The annulment or nullity process has a key role in the Church’s ministry to divorced persons. Through the nullity process Catholics who have experienced divorce can reach out to the Church and investigate the status of their previous relationship. In some cases this occurs because the individuals desire to enter into a new marriage, in other cases they might desire to become a priest or religious and in other cases they might simply desire closure. The tribunal helps people reconcile their status in the Church, especially when they have attempted a new civil marriage outside of the Church and found themselves in a situation that is out of harmony with Church teaching. Thus, the tribunal exercises an important and mandatory role.

In 2015, Pope Francis engaged in a reform of the Church’s nullity process. He explained his motives clearly: “The desire for this reform is fed by the great number of Christian faithful who, as they seek to assuage their consciences, are often kept back from the juridical structures of the Church because of physical or moral distance.”
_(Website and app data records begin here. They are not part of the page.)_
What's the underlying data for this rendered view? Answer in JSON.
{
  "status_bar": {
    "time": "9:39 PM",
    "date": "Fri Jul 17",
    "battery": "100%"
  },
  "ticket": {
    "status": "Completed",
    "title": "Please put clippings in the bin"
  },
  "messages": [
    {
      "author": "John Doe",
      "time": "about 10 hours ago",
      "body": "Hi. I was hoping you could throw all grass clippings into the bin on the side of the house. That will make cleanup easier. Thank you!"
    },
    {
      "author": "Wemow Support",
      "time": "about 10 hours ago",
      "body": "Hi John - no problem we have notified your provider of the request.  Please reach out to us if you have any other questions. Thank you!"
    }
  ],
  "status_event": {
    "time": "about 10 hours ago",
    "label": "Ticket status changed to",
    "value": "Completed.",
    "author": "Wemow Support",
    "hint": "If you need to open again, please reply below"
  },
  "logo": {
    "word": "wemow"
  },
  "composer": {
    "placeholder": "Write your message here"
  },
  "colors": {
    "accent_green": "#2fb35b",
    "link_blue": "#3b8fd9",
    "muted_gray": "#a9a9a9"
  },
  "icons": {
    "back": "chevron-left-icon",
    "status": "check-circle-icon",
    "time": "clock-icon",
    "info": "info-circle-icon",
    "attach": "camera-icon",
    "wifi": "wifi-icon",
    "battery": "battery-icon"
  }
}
While the Archdiocese of Toronto is not as geographically large as some dioceses in Canada, we do have one unique problem: traffic. The difficulty of getting into downtown Toronto to access the tribunal is a barrier for many – and Pope Francis has encouraged dioceses to address such barriers.

In response to this challenge – and with the support of Cardinal Thomas Collins, Archbishop of Toronto – the tribunal began exploring the possibility of opening a new office in the Northern Pastoral Region.

A suitable space was identified in Richmond Hill next to St. Mary Immaculate Parish. This office was completed in April 2020, but the COVID-19 restrictions prevented us from opening.

Now that York Region has moved into the second phase of the provincial government’s reopening plan, we are beginning to open this northern office. Cardinal Collins blessed our new tribunal office on Monday, June 22, 2020: the Feast of St Thomas More, the patron saint of lawyers and difficult marriages.

At this location, the people of God will be able to give depositions for their tribunal cases, while not needing to travel to the main office downtown where the bulk of the tribunal’s work is completed. For some, this means they will not need to take a day of work to offer testimony.

Perhaps you or someone you know has been thinking about the nullity process but, for whatever reason, have held back. Consider reaching out to our tribunal – know that we are here to help you learn and heal.

For more information on the tribunal, please visit the tribunal's website.

Did You Know?:

  • The Archdiocese of Toronto’s tribunal is a regional tribunal of seven dioceses.
  • Cardinal Collins moderates this tribunal on behalf of dioceses in the ecclesiastical provinces of Toronto and Kingston.
  • There are tribunal offices in Kingston, London, Peterborough, Sault Ste. Marie, St. Catharines, Thunder Bay and Toronto.
  • In this region, there are dozens of canon lawyers who are priests, religious and laypersons and who have studied for a licentiate or doctorate in canon law at a Pontifically-recognized faculty.